DATA SUPPLIED: Begin
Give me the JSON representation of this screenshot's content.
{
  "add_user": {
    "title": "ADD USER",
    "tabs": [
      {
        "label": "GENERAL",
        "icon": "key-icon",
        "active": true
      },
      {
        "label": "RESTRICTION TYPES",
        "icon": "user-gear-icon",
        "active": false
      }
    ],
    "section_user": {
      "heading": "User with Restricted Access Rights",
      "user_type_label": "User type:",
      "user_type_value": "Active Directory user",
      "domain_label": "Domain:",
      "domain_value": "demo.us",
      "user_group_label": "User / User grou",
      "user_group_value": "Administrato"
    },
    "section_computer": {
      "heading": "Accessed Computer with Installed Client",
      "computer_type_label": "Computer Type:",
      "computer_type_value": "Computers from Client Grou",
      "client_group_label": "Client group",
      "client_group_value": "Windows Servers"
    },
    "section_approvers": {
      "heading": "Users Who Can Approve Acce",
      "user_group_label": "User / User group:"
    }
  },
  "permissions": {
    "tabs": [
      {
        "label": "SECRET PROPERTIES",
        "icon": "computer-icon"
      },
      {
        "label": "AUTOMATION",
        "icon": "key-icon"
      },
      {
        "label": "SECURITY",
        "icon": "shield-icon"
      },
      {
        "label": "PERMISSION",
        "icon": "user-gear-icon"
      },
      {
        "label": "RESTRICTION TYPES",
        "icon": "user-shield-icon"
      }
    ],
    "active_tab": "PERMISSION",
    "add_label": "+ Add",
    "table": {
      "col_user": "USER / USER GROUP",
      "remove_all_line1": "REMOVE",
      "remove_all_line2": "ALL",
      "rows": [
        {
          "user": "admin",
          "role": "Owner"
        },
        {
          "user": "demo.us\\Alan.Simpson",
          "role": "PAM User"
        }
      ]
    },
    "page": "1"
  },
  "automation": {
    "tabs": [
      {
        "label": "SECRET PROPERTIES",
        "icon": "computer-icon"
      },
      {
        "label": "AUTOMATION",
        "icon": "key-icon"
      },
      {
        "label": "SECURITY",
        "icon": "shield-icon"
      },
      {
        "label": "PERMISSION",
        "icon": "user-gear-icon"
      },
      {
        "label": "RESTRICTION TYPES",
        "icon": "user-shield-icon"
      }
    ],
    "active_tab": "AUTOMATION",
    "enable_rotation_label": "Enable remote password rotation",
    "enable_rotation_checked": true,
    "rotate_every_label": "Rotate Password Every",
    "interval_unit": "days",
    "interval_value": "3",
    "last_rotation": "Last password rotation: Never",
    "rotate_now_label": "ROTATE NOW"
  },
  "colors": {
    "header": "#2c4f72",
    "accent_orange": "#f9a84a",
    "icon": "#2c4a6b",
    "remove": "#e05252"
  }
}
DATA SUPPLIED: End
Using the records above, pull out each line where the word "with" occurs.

* RESPONSE TO THE TASK *
      "heading": "User with Restricted Access Rights",
      "heading": "Accessed Computer with Installed Client",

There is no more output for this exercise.